▶ [Input for this task]:
■ ■ ■

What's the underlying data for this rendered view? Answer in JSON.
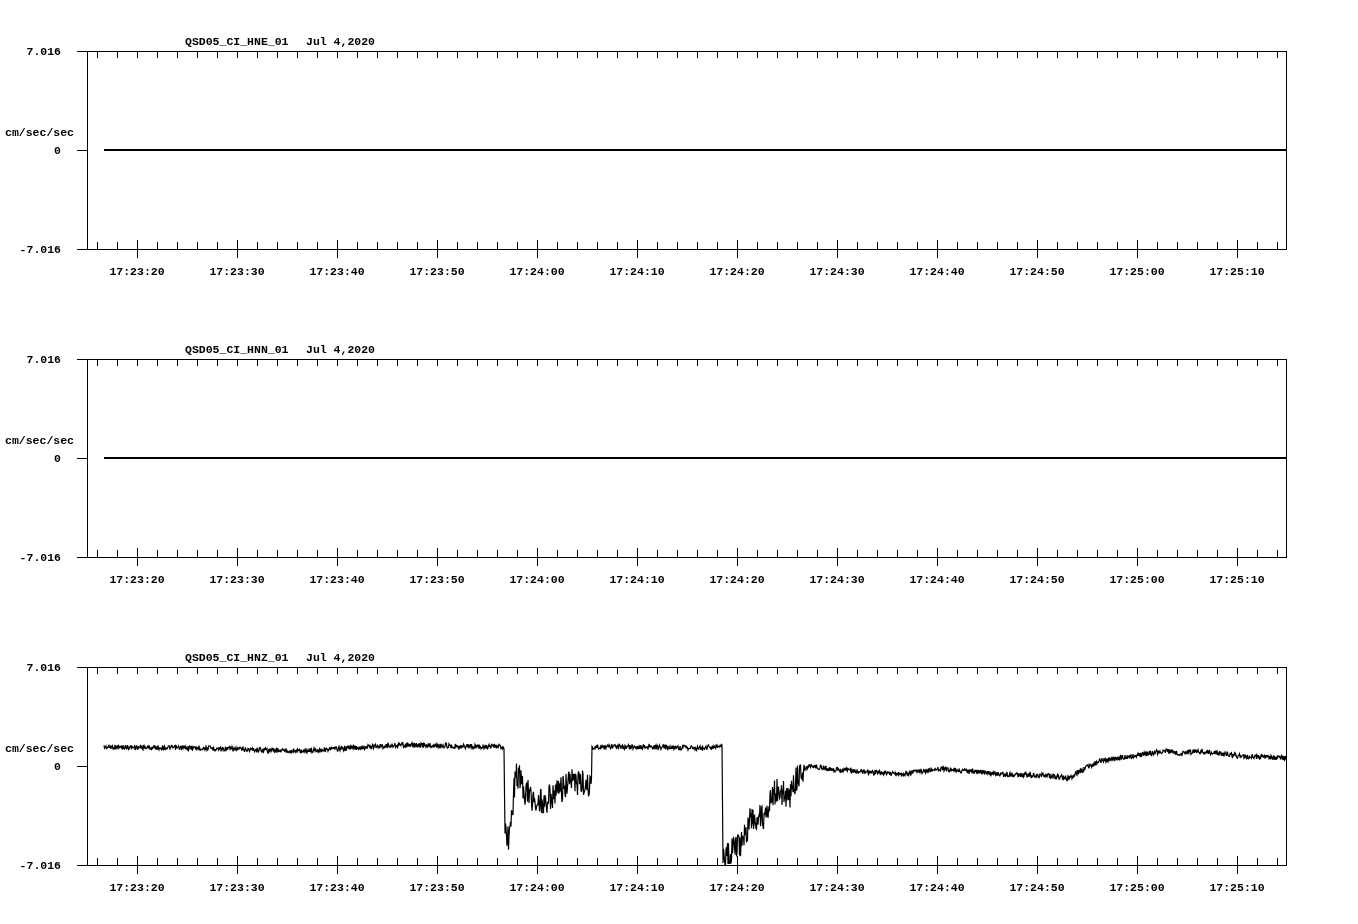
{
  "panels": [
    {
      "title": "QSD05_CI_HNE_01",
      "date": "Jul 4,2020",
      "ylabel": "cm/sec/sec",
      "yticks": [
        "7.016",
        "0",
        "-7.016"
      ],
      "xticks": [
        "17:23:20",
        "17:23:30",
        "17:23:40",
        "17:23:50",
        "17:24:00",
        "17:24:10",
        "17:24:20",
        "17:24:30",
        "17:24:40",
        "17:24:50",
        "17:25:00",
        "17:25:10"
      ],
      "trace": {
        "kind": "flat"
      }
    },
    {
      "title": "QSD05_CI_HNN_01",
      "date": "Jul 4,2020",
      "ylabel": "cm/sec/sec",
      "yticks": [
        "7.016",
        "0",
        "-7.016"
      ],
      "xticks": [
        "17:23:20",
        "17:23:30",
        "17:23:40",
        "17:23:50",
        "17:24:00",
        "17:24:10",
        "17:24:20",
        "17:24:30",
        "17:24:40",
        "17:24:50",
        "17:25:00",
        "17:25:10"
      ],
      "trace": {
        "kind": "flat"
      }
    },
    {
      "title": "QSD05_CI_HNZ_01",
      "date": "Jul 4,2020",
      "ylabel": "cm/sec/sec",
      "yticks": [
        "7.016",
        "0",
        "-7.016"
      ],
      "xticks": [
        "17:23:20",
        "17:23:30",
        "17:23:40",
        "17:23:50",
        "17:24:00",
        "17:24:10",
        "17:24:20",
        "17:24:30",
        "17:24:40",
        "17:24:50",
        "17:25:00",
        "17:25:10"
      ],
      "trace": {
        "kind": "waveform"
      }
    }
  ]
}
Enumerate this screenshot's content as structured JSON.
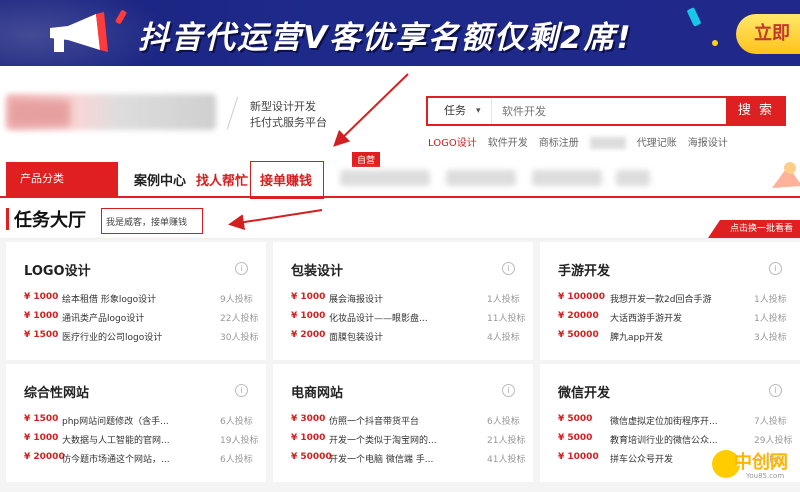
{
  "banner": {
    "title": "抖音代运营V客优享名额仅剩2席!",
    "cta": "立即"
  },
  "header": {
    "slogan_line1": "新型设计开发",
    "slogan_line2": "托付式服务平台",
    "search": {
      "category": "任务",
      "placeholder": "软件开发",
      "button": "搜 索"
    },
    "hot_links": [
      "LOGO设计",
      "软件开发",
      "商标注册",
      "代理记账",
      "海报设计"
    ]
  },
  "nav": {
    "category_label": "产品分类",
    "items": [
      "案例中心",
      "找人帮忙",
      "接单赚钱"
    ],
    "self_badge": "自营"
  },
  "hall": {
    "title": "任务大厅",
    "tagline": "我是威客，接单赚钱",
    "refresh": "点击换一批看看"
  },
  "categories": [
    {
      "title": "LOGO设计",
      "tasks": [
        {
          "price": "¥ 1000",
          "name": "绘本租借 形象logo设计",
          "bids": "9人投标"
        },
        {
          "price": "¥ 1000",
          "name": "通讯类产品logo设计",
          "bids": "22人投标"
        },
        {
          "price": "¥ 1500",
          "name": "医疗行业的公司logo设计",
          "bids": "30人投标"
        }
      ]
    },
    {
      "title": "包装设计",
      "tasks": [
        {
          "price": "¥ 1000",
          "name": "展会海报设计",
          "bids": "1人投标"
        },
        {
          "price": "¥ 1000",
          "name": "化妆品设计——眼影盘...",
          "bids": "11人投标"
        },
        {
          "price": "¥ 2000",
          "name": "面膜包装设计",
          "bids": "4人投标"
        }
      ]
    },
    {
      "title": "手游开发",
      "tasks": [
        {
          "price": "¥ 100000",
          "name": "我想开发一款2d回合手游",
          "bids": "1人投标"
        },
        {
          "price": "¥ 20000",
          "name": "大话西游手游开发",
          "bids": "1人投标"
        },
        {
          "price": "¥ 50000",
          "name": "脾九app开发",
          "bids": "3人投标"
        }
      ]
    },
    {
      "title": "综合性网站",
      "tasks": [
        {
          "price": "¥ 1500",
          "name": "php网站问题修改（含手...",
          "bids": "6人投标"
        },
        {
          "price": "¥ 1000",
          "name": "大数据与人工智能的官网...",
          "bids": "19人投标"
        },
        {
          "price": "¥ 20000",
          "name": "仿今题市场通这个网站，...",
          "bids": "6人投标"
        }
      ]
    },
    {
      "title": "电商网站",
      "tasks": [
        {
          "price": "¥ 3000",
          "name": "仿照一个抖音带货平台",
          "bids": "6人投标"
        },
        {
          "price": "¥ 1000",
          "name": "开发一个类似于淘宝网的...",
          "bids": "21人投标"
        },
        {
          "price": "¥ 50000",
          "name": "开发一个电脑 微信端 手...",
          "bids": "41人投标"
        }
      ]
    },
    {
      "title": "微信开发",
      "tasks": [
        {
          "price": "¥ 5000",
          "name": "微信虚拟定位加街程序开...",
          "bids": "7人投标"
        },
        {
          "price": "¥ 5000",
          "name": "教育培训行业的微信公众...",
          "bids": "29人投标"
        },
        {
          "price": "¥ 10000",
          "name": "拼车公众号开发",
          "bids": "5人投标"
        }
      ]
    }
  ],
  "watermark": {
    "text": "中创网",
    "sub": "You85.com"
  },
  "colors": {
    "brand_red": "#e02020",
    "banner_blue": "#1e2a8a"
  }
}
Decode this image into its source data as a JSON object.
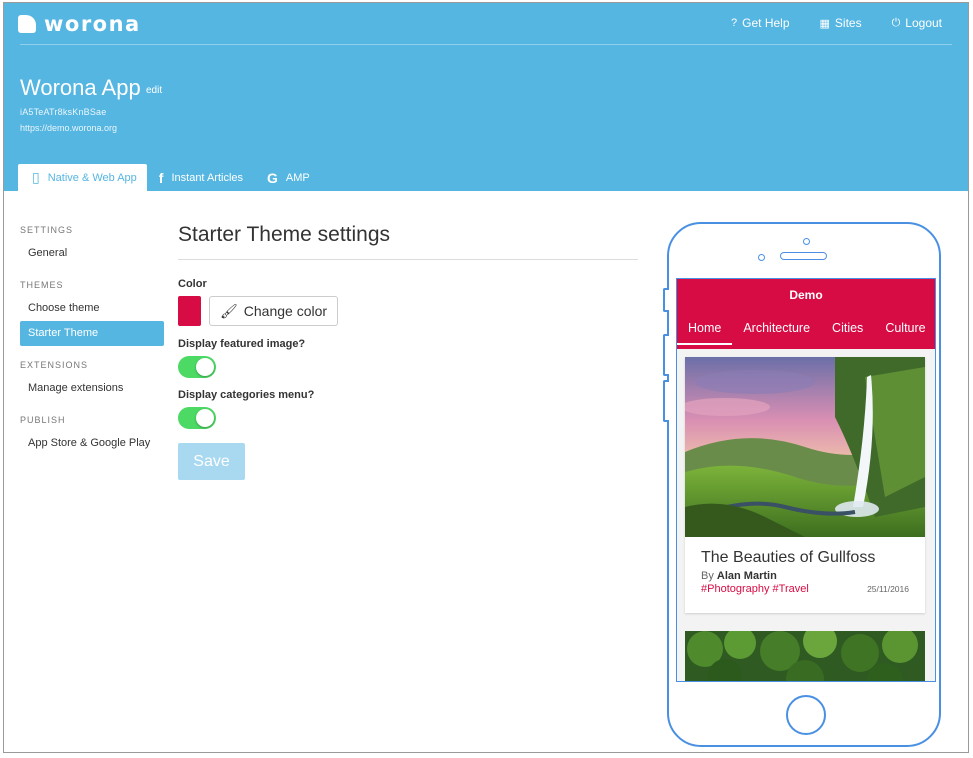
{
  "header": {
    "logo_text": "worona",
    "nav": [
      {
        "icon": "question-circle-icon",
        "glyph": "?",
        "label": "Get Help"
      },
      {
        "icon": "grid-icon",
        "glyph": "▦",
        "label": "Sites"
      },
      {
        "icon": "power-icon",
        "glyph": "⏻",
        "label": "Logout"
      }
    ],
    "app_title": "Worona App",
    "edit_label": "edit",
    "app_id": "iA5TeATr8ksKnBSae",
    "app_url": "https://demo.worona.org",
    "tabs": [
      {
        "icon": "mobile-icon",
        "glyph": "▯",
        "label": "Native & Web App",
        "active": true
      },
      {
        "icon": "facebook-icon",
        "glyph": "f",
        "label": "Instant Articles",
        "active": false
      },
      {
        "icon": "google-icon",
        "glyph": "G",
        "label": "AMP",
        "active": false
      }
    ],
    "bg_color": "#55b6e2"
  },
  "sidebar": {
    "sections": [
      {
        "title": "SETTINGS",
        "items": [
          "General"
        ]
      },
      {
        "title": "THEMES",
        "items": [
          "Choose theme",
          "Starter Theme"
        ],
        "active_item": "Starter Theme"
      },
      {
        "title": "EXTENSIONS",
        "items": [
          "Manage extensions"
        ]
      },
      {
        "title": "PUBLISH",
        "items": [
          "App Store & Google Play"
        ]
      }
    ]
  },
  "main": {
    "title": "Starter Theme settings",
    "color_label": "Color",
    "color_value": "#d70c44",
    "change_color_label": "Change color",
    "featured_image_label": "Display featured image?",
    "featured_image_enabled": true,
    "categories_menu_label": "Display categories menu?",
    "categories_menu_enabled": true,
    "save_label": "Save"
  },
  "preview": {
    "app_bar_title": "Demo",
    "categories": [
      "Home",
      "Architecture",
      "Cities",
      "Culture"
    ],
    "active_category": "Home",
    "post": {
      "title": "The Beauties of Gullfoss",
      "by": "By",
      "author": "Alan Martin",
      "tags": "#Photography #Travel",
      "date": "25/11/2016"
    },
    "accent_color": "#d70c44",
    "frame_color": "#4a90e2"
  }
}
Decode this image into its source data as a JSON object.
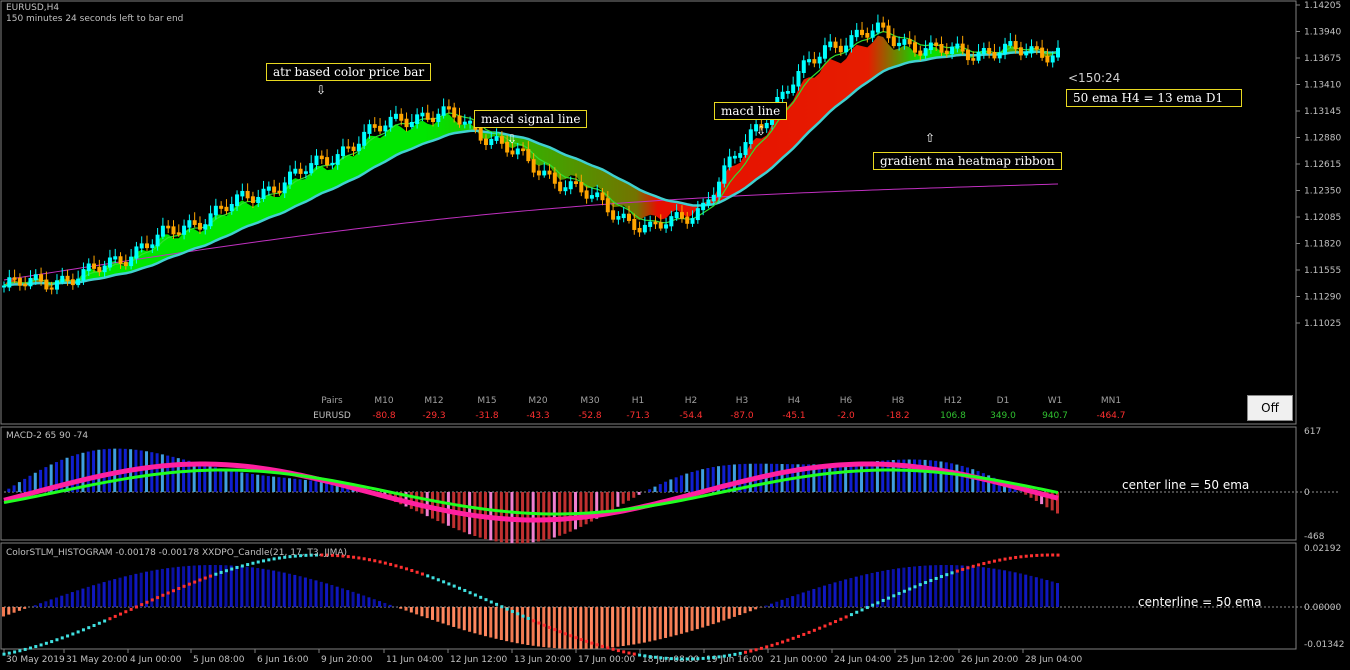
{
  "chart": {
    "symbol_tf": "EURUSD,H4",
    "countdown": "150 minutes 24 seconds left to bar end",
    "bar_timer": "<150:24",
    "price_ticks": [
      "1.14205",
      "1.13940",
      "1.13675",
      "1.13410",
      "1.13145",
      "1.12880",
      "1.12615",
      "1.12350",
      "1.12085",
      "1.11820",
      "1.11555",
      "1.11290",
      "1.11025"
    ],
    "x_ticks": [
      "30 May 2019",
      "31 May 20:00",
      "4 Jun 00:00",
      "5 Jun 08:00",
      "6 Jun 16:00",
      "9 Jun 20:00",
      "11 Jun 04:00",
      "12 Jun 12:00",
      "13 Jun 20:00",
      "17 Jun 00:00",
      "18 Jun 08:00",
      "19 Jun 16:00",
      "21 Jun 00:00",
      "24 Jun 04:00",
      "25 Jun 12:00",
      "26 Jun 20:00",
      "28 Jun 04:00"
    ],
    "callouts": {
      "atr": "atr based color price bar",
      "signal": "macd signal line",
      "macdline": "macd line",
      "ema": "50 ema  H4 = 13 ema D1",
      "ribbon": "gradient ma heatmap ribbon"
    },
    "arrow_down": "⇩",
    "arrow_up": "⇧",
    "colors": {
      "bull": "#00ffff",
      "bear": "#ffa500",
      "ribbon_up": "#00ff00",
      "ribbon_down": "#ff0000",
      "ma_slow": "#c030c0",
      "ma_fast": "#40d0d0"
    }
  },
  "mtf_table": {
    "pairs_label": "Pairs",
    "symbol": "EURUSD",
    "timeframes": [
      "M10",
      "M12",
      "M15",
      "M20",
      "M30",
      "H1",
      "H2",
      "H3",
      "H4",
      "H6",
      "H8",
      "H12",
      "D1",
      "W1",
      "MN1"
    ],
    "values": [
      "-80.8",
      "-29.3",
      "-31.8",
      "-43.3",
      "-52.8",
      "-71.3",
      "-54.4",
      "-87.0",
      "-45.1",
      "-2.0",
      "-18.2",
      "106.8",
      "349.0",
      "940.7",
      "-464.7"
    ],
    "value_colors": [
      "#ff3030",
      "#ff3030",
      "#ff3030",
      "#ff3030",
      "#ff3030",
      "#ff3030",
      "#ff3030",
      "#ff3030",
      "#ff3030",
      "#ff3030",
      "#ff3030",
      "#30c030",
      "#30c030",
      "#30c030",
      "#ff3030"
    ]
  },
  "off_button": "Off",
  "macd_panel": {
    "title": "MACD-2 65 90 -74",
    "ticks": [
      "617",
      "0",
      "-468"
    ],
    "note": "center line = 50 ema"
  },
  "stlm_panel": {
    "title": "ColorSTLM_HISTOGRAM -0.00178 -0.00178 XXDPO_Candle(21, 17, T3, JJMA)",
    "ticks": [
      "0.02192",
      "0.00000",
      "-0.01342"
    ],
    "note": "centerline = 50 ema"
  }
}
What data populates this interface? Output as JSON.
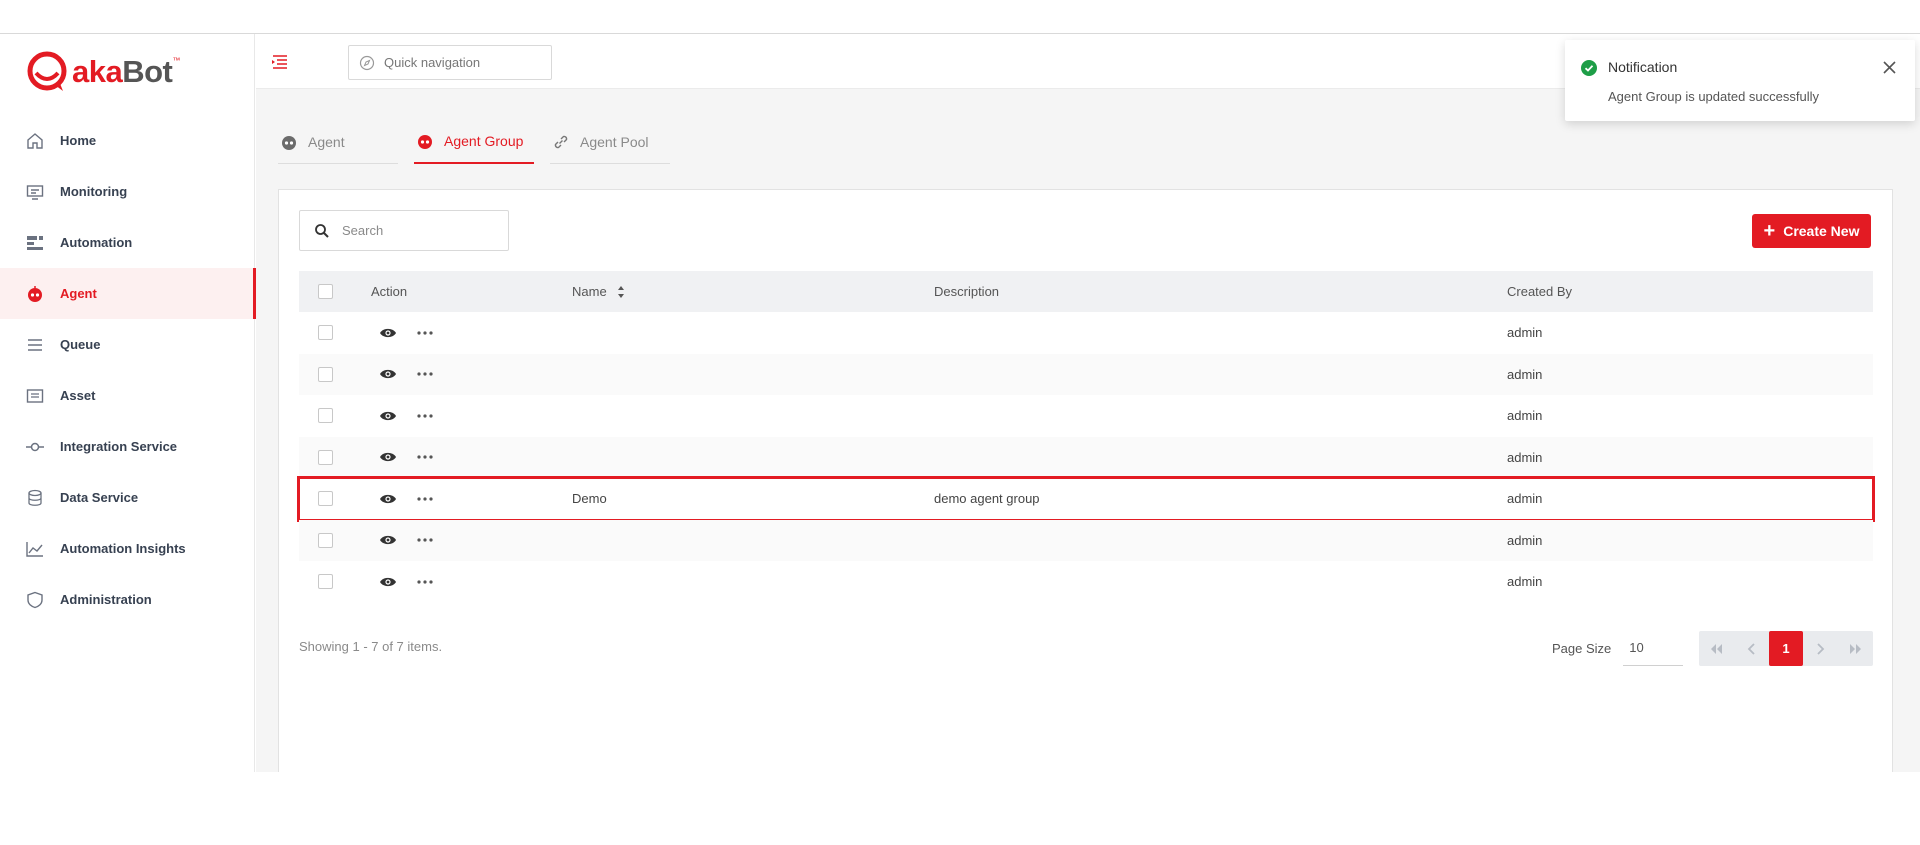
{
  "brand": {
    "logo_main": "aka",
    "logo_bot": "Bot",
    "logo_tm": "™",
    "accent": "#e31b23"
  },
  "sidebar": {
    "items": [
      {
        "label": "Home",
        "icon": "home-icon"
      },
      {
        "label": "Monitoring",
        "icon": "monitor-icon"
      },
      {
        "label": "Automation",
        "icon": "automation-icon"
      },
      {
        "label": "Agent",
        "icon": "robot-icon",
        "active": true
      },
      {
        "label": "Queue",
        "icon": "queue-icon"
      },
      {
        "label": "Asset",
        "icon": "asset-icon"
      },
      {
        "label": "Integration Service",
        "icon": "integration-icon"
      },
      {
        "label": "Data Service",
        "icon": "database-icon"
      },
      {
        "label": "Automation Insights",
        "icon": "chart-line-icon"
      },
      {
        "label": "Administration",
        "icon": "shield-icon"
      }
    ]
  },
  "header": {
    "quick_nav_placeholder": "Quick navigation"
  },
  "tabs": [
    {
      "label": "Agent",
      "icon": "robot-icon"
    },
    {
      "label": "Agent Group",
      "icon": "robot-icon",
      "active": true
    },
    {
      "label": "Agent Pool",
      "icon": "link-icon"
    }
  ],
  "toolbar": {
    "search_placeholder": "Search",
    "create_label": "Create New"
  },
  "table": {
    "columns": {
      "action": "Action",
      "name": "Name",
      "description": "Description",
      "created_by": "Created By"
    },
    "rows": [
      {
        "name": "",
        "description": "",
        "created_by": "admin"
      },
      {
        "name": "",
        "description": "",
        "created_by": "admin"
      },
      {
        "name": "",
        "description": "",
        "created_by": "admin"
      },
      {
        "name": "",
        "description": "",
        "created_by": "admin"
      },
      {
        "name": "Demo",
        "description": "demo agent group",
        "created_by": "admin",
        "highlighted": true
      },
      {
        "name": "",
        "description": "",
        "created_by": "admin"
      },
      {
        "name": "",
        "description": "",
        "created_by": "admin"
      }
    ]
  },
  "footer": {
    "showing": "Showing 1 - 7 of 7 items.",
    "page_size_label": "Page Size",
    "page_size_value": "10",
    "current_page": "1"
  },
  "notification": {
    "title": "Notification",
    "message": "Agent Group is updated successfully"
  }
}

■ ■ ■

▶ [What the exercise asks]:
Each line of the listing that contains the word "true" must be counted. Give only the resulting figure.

▶ [Written answer]:
6